In broad terms, estoppels operate to prevent Party A from going back on the terms of a promise they have made to Party B. In order for an estoppel to come into effect, Party B must have reasonably relied on that promise and suffered some detriment as a result.

Who can rely on proprietary estoppel?

Proprietary estoppels mainly operate to modify rights over land. It may come into effect where, for example, a father promises his son that he will inherit his father's farm if he works there full-time for little or no wages. If the son does so for the duration of his life on the understanding that he will therefore inherit it and his father instead leaves the farm to someone else, the son may be able to rely on the doctrine of proprietary estoppel.

It can also be used to enforce rights over other kinds of property, such as intellectual property.

Does the promise need to be verbal?

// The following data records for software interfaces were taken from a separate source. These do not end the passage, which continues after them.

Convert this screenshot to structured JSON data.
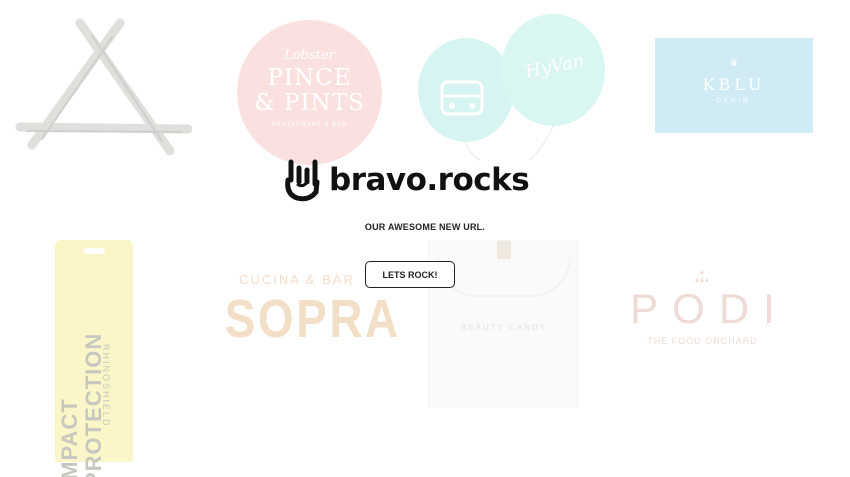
{
  "brand": {
    "name": "bravo.rocks",
    "icon": "rock-hand-icon"
  },
  "tagline": "OUR AWESOME NEW URL.",
  "cta": {
    "label": "LETS ROCK!"
  },
  "portfolio": {
    "lobster": {
      "top": "Lobster",
      "main1": "PINCE",
      "main2": "& PINTS",
      "sub": "RESTAURANT & BAR"
    },
    "hyvan": {
      "label": "HyVan"
    },
    "kblu": {
      "label": "KBLU",
      "sub": "DENIM"
    },
    "impact": {
      "line1": "IMPACT",
      "line2": "PROTECTION",
      "brand": "RHINOSHIELD"
    },
    "sopra": {
      "top": "CUCINA & BAR",
      "main": "SOPRA"
    },
    "beauty": {
      "label": "BEAUTY CANDY"
    },
    "podi": {
      "main": "PODI",
      "sub": "THE FOOD ORCHARD"
    }
  },
  "colors": {
    "background": "#ffffff",
    "text": "#111111",
    "pink": "#f2b8b6",
    "teal": "#9ee6e0",
    "blue": "#8fd0e4",
    "yellow": "#f4ea7a",
    "sopra": "#e3b07a",
    "podi_pink": "#d8a99b"
  }
}
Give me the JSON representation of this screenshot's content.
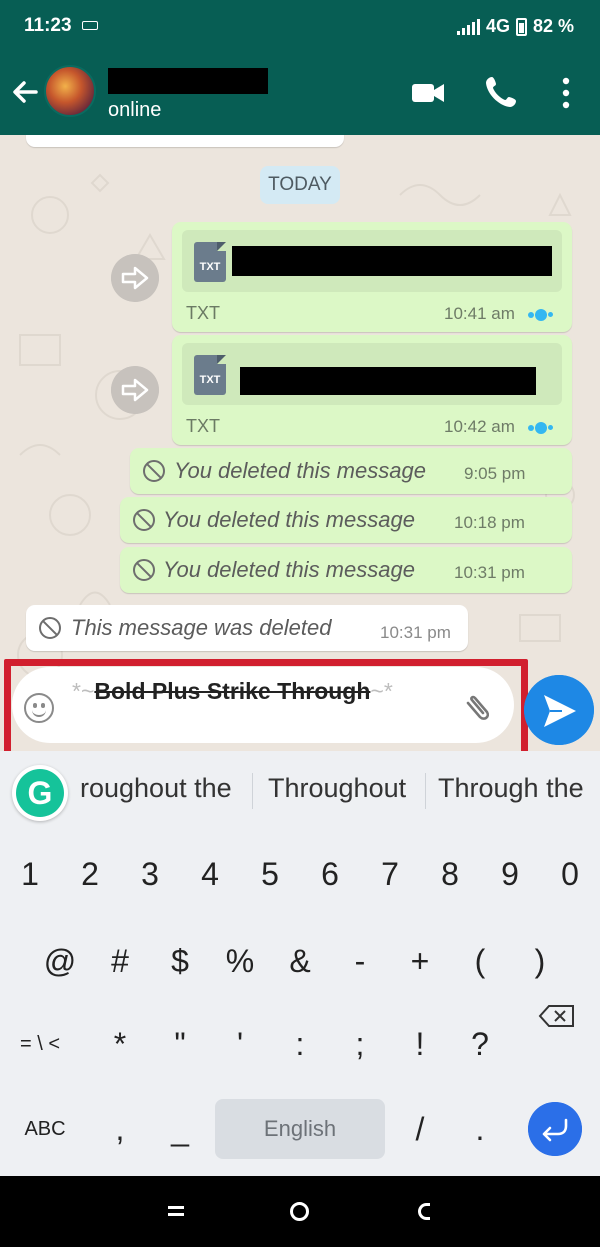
{
  "status_bar": {
    "time": "11:23",
    "network": "4G",
    "battery": "82 %"
  },
  "header": {
    "contact_status": "online"
  },
  "chat": {
    "date_chip": "TODAY",
    "documents": [
      {
        "icon_label": "TXT",
        "type": "TXT",
        "time": "10:41 am"
      },
      {
        "icon_label": "TXT",
        "type": "TXT",
        "time": "10:42 am"
      }
    ],
    "deleted_messages": [
      {
        "text": "You deleted this message",
        "time": "9:05 pm"
      },
      {
        "text": "You deleted this message",
        "time": "10:18 pm"
      },
      {
        "text": "You deleted this message",
        "time": "10:31 pm"
      }
    ],
    "received_deleted": {
      "text": "This message was deleted",
      "time": "10:31 pm"
    }
  },
  "composer": {
    "open_mark": "*~",
    "formatted_text": "Bold Plus Strike Through",
    "close_mark": "~*"
  },
  "keyboard": {
    "suggestions": [
      "roughout the",
      "Throughout",
      "Through the"
    ],
    "number_row": [
      "1",
      "2",
      "3",
      "4",
      "5",
      "6",
      "7",
      "8",
      "9",
      "0"
    ],
    "symbol_row_1": [
      "@",
      "#",
      "$",
      "%",
      "&",
      "-",
      "+",
      "(",
      ")"
    ],
    "symbol_row_2": [
      "= \\ <",
      "*",
      "\"",
      "'",
      ":",
      ";",
      "!",
      "?"
    ],
    "bottom_row": {
      "abc": "ABC",
      "comma": ",",
      "underscore": "_",
      "space": "English",
      "slash": "/",
      "period": "."
    }
  },
  "colors": {
    "header": "#075e54",
    "outgoing_bubble": "#dcf8c6",
    "highlight_outline": "#d11f2e",
    "send_button": "#1e88e5",
    "read_ticks": "#34b7f1",
    "grammarly": "#15c39a"
  }
}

An important distinction between proprietary estoppel and other estoppels is that the father's promise does not need to be clear or unequivocal. It can simply be "clear enough". Therefore, the promise does not have to be verbal. There are three distinct situations in which proprietary estoppel can arise:

  • Where Party A has made a representation of an existing state of affairs to Party B (e.g. "you know this will all be yours one day")
  • Where Party A has made a promise to Party B (e.g. "I'm paying you less because I will leave you the farm in my Will")
  • Where Party A has allowed Party B to mistakenly believe that they currently have a right over the land, failing to correct them where necessary.

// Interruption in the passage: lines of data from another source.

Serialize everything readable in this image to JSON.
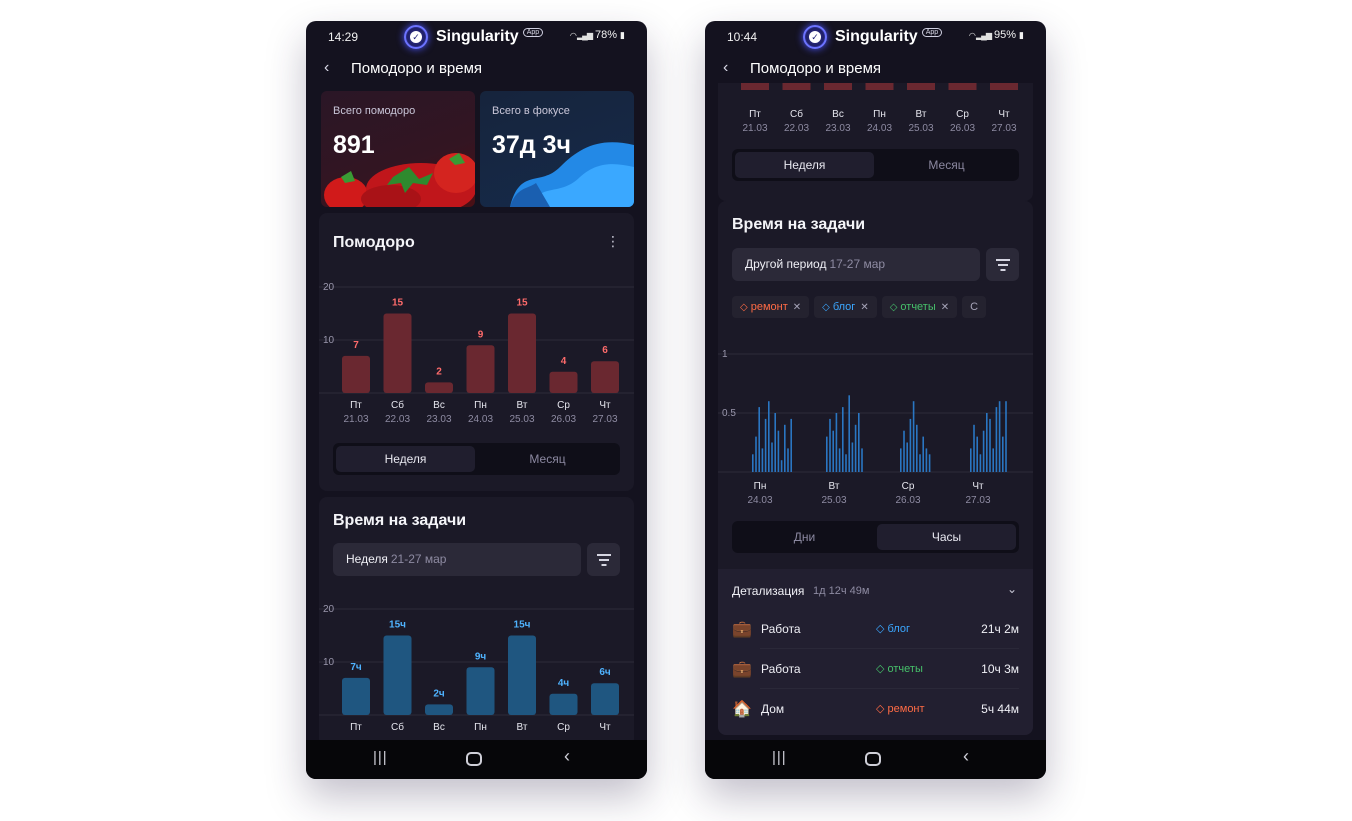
{
  "colors": {
    "pomodoro_bar": "#6a2830",
    "pomodoro_value": "#ff6b6b",
    "time_bar": "#1f5680",
    "time_value": "#4fb3ff",
    "tag_blog": "#3ba7ff",
    "tag_reports": "#46c06a",
    "tag_repair": "#ff6b45"
  },
  "left": {
    "status": {
      "time": "14:29",
      "battery": "78%"
    },
    "brand": {
      "name": "Singularity",
      "badge": "App"
    },
    "header": {
      "title": "Помодоро и время"
    },
    "tiles": [
      {
        "label": "Всего помодоро",
        "value": "891"
      },
      {
        "label": "Всего в фокусе",
        "value": "37д 3ч"
      }
    ],
    "pomodoro_card": {
      "title": "Помодоро",
      "segments": [
        "Неделя",
        "Месяц"
      ],
      "active_segment": "Неделя"
    },
    "time_card": {
      "title": "Время на задачи",
      "period_label": "Неделя",
      "period_range": "21-27 мар"
    }
  },
  "right": {
    "status": {
      "time": "10:44",
      "battery": "95%"
    },
    "brand": {
      "name": "Singularity",
      "badge": "App"
    },
    "header": {
      "title": "Помодоро и время"
    },
    "top_card": {
      "segments": [
        "Неделя",
        "Месяц"
      ],
      "active_segment": "Неделя"
    },
    "time_card": {
      "title": "Время на задачи",
      "period_label": "Другой период",
      "period_range": "17-27 мар",
      "chips": [
        {
          "label": "ремонт",
          "color": "#ff6b45"
        },
        {
          "label": "блог",
          "color": "#3ba7ff"
        },
        {
          "label": "отчеты",
          "color": "#46c06a"
        },
        {
          "label": "С",
          "color": "#a6a4b8"
        }
      ],
      "segments": [
        "Дни",
        "Часы"
      ],
      "active_segment": "Часы"
    },
    "detail": {
      "title": "Детализация",
      "total": "1д 12ч 49м",
      "rows": [
        {
          "name": "Работа",
          "icon": "briefcase-icon",
          "tag": "блог",
          "tag_color": "#3ba7ff",
          "time": "21ч 2м"
        },
        {
          "name": "Работа",
          "icon": "briefcase-icon",
          "tag": "отчеты",
          "tag_color": "#46c06a",
          "time": "10ч 3м"
        },
        {
          "name": "Дом",
          "icon": "house-icon",
          "tag": "ремонт",
          "tag_color": "#ff6b45",
          "time": "5ч 44м"
        }
      ]
    }
  },
  "chart_data": [
    {
      "type": "bar",
      "id": "pomodoro-week",
      "categories": [
        "Пт",
        "Сб",
        "Вс",
        "Пн",
        "Вт",
        "Ср",
        "Чт"
      ],
      "dates": [
        "21.03",
        "22.03",
        "23.03",
        "24.03",
        "25.03",
        "26.03",
        "27.03"
      ],
      "values": [
        7,
        15,
        2,
        9,
        15,
        4,
        6
      ],
      "labels": [
        "7",
        "15",
        "2",
        "9",
        "15",
        "4",
        "6"
      ],
      "yticks": [
        "20",
        "10"
      ],
      "ylim": [
        0,
        20
      ]
    },
    {
      "type": "bar",
      "id": "time-week",
      "categories": [
        "Пт",
        "Сб",
        "Вс",
        "Пн",
        "Вт",
        "Ср",
        "Чт"
      ],
      "dates": [
        "",
        "",
        "",
        "",
        "",
        "",
        ""
      ],
      "values": [
        7,
        15,
        2,
        9,
        15,
        4,
        6
      ],
      "labels": [
        "7ч",
        "15ч",
        "2ч",
        "9ч",
        "15ч",
        "4ч",
        "6ч"
      ],
      "yticks": [
        "20",
        "10"
      ],
      "ylim": [
        0,
        20
      ]
    },
    {
      "type": "bar",
      "id": "right-top-clipped",
      "categories": [
        "Пт",
        "Сб",
        "Вс",
        "Пн",
        "Вт",
        "Ср",
        "Чт"
      ],
      "dates": [
        "21.03",
        "22.03",
        "23.03",
        "24.03",
        "25.03",
        "26.03",
        "27.03"
      ]
    },
    {
      "type": "bar",
      "id": "hourly",
      "categories": [
        "Пн",
        "Вт",
        "Ср",
        "Чт"
      ],
      "dates": [
        "24.03",
        "25.03",
        "26.03",
        "27.03"
      ],
      "yticks": [
        "1",
        "0.5"
      ],
      "ylim": [
        0,
        1
      ],
      "groups": [
        [
          0.15,
          0.3,
          0.55,
          0.2,
          0.45,
          0.6,
          0.25,
          0.5,
          0.35,
          0.1,
          0.4,
          0.2,
          0.45
        ],
        [
          0.3,
          0.45,
          0.35,
          0.5,
          0.2,
          0.55,
          0.15,
          0.65,
          0.25,
          0.4,
          0.5,
          0.2
        ],
        [
          0.2,
          0.35,
          0.25,
          0.45,
          0.6,
          0.4,
          0.15,
          0.3,
          0.2,
          0.15
        ],
        [
          0.2,
          0.4,
          0.3,
          0.15,
          0.35,
          0.5,
          0.45,
          0.2,
          0.55,
          0.6,
          0.3,
          0.6
        ]
      ]
    }
  ]
}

It is not necessary for the son to identify particular occasions by which the promise or assurance was given, as long as it is "clear enough". There is also no need for the father to understand that the son relied on his promise; he simply must have made it.

What will a claim under proprietary estoppel award a successful claimant?

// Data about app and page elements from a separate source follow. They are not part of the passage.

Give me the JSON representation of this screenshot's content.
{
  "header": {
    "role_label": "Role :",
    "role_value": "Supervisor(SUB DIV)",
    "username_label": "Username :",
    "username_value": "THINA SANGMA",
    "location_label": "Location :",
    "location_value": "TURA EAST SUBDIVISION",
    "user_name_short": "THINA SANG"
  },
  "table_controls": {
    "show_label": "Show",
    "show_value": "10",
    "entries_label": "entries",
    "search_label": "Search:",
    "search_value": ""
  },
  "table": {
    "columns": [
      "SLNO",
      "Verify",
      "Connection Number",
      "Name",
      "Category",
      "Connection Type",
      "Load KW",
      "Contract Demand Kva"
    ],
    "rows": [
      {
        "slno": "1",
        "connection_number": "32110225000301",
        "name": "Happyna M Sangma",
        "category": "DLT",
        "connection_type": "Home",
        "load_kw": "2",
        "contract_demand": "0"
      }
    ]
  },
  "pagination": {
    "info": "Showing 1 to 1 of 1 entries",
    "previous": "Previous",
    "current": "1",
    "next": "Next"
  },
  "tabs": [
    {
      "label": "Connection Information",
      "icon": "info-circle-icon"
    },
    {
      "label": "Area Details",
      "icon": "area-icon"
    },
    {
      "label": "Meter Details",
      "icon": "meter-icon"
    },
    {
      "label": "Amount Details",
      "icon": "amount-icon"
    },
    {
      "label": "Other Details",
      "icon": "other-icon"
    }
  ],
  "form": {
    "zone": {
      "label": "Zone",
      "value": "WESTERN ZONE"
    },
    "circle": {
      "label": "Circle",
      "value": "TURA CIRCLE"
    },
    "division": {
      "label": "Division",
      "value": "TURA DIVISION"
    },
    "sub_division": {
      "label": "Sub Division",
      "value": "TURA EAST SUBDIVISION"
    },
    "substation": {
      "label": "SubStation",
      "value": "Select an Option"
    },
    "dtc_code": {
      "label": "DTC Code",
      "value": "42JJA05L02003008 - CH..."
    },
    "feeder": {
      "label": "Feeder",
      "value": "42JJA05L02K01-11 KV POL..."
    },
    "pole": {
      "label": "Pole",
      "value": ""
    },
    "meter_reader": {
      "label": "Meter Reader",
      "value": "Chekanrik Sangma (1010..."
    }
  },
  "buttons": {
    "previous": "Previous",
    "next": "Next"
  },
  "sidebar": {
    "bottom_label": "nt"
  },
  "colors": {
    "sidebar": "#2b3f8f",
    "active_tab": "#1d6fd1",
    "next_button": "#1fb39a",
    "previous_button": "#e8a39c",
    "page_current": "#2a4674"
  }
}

Once the son has established an interest in the farm, the court will operate a two-stage test to determine the relief to which he is entitled.

  • The court will seek to determine the extent of the relief he is entitled to; then
  • The court will decide upon the type of relief to satisfy that entitlement.

The court has a broad discretion as to the relief granted and will take into account a broad range of factors such as:

  • The conduct of the parties.
  • The nature of the detriment.
  • Whether there are any other claims to the property in question.
  • What is proportionate in the circumstances.

The court then has the flexibility to decide on an award. Once taking those factors into account in the son's case, the court may decide to transfer the farm to him. Alternatively, they may decide to award him a sum of money to reflect his reasonable interests in the farm. The court is likely to consider the son's expectations and then checking that against the detriment suffered, with overall regard to avoiding a disproportionate outcome.

The court will, however, consider the practical implications of any award. The court's flexibility in these circumstances allows it to be innovative with its solutions.

Here to Help

Our Contentious Probate Solicitors have vast experience in bringing and defending proprietary estoppel claims. If you feel you may be eligible to make a claim, please get in touch with a member of our Contentious Probate Team on 0161 941 4000 or email the Myerson Contentious Probate Team.